Extinct & Endangered

Insects in Peril

Levon Biss and American Museum of Natural History | 2022, Harry Abrams

Pay attention to insects. Many pollinate plants. Some recycle plant and animal matter into the soil. They are food for countless other living things—and for one another, often keeping pest populations in check. Whether beetles, bees or butterflies, insects help natural ecosystems stay healthy.

But the evidence is clear: many insect species are in decline. The ones featured here are vulnerable, imperilled—or have already disappeared—and human changes to the land and climate are primary reasons.

Extraordinary images are at once our most familiar and our most mysterious fellow creatures. They seem indestructible, but on a global scale, insect species are quietly disappearing in today’s sixth mass extinction of life.

This joint project by photographer Levon Biss and the American Museum of Natural History contains indelible images of 40 extinct or endangered species in the museum’s collection, selected from its vast holdings by a team of scientists. Photographer Levon Biss invites us to look closely at these insects and reflect on their importance to our shared planet.

They range from endangered old friends such as the monarch butterfly and the nine-spotted ladybug to the distant Lord Howe Island phasma of Australia, thought to be extinct for most of the 20th century until a small population was discovered and bred in captivity in 2001.

All were sent to Biss’s studio, where he created imposing portraits that can be enlarged 300 times life-size to reveal vivid detail on a full page of form and colour – a world invisible to our naked eyes. The result is a book that insists on the momentous significance of these small, mostly unknown creatures.

Please Visit extinctandendangered.com and microsculpture.net.


Biss, L. and American Museum of Natural History  (2022) Extinct & Endangered: Insects in Peril. New York: Harry Abrams

The Mind of a Bee

Most of us are aware of the hive mind—the power of bees as an amazing collective. But do we know how uniquely intelligent bees are as individuals? In The Mind of a Bee, scientist and author Lars Chittka draws from decades of research, including his own pioneering work, to argue that bees have remarkable cognitive abilities. He shows that they are profoundly smart, have distinct personalities, can recognize flowers and human faces, exhibit basic emotions, count, use simple tools, solve problems, and learn by observing others. They may even possess consciousness.

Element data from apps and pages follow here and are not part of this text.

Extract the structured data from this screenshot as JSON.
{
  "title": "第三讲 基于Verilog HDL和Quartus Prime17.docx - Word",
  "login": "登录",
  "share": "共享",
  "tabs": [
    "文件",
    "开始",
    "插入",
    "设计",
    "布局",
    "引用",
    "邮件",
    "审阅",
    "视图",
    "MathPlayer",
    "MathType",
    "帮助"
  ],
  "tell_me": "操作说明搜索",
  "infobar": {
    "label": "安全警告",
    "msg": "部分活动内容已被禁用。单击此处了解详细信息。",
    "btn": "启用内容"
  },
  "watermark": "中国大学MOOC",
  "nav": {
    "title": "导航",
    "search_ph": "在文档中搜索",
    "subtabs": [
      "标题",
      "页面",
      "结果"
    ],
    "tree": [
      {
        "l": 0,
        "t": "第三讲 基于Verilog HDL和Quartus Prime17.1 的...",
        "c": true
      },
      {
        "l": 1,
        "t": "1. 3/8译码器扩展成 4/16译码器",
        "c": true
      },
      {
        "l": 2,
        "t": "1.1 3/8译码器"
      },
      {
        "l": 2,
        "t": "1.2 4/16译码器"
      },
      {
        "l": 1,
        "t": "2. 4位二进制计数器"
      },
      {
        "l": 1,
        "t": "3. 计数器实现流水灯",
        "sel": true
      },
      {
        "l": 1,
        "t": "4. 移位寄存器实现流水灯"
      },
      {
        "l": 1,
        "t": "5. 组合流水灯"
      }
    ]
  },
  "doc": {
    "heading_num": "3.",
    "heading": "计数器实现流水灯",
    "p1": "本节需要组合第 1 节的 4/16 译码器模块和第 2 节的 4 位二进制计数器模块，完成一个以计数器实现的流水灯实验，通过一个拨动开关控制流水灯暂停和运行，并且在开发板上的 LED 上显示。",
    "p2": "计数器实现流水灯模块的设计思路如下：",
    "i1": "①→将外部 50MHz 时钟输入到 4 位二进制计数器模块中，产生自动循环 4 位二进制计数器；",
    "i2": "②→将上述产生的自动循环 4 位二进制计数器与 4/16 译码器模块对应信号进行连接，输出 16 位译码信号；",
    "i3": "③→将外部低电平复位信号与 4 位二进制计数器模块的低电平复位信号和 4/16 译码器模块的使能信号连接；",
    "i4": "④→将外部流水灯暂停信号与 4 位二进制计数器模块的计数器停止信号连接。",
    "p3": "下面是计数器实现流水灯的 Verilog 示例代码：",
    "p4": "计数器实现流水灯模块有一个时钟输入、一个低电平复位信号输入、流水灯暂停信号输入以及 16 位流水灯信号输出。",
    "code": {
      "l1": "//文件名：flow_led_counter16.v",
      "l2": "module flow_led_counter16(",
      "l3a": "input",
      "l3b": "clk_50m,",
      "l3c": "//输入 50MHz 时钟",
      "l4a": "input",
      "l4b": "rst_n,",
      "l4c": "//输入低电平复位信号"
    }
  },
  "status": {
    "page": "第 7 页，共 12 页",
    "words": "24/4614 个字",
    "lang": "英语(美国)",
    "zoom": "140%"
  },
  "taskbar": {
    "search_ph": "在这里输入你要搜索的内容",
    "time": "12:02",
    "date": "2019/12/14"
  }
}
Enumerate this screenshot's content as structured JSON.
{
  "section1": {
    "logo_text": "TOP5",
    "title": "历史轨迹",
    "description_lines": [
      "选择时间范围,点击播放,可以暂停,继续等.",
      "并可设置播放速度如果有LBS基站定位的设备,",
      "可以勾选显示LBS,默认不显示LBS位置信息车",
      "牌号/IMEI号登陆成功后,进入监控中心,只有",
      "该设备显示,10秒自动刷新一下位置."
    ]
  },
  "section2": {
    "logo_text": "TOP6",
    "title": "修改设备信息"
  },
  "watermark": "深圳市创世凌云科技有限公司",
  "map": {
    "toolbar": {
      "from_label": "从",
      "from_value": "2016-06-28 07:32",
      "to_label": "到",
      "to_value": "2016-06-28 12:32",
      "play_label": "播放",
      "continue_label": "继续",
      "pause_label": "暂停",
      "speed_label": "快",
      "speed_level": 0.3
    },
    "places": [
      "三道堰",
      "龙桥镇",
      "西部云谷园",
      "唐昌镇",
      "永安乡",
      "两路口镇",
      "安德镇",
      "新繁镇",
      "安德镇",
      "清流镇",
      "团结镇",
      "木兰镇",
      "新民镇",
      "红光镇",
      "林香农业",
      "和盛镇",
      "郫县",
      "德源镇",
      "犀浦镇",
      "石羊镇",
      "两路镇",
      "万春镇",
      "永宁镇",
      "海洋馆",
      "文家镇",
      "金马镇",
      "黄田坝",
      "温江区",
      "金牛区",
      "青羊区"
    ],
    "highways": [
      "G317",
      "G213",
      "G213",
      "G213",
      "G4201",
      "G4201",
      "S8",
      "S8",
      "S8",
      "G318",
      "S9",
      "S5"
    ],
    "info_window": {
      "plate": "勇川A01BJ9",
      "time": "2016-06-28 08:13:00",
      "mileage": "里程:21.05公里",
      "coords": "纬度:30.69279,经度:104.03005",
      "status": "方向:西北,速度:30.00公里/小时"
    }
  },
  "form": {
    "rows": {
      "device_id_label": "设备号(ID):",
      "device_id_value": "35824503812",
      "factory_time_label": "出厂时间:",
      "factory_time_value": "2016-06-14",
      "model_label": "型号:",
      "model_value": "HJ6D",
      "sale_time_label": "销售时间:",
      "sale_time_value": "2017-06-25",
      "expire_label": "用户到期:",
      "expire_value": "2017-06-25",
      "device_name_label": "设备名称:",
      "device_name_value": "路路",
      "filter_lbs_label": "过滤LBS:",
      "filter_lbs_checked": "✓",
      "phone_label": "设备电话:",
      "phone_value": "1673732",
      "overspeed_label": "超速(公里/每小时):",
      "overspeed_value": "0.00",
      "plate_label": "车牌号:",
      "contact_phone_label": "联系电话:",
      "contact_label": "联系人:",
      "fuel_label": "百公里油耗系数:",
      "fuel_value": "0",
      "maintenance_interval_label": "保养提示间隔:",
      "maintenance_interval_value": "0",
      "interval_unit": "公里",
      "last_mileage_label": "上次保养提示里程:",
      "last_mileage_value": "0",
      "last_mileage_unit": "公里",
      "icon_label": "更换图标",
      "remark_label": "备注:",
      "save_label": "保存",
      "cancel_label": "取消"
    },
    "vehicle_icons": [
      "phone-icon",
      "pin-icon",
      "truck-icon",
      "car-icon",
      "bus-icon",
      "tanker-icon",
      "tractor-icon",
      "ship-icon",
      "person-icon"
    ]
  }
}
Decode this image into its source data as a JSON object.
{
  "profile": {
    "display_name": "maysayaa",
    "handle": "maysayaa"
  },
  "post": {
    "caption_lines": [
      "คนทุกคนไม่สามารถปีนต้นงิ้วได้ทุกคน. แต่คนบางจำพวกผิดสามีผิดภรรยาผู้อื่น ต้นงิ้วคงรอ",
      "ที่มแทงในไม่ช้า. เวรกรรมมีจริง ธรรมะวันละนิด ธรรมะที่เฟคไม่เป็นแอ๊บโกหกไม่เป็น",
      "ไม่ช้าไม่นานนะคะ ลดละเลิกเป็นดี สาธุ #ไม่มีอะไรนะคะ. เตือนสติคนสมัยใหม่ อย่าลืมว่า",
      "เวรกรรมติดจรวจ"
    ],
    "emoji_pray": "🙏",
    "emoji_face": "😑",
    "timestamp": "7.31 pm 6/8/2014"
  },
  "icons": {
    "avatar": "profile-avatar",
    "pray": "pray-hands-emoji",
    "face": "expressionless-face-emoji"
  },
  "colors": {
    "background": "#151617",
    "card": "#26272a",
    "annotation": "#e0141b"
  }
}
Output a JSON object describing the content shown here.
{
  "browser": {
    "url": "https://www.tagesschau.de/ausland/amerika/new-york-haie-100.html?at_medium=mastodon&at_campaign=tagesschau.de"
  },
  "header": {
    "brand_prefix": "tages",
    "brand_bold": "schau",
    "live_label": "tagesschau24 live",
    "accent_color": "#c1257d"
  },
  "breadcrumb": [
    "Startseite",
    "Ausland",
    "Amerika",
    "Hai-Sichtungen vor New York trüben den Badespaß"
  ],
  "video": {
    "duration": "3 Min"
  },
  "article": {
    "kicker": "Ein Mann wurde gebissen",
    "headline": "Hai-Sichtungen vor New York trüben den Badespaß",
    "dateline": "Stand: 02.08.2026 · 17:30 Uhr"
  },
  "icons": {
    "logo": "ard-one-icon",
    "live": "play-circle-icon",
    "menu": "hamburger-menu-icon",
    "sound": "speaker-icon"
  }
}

Taking readers deep into the sensory world of bees, Chittka illustrates how bee brains are unparalleled in the animal kingdom in terms of how much sophisticated material is packed into their tiny nervous systems. He looks at their innate behaviors and the ways their evolution as foragers may have contributed to their keen spatial memory. Chittka also examines the psychological differences between bees and the ethical dilemmas that arise in conservation and laboratory settings because bees feel and think. Throughout, he touches on the fascinating history behind the study of bee behavior.

Exploring an insect whose sensory experiences rival those of humans, The Mind of a Bee reveals the singular abilities of some of the world’s most incredible creatures.


Chittka, L. (2022) The Mind of a Bee. Princeton, USA: Princeton University Press.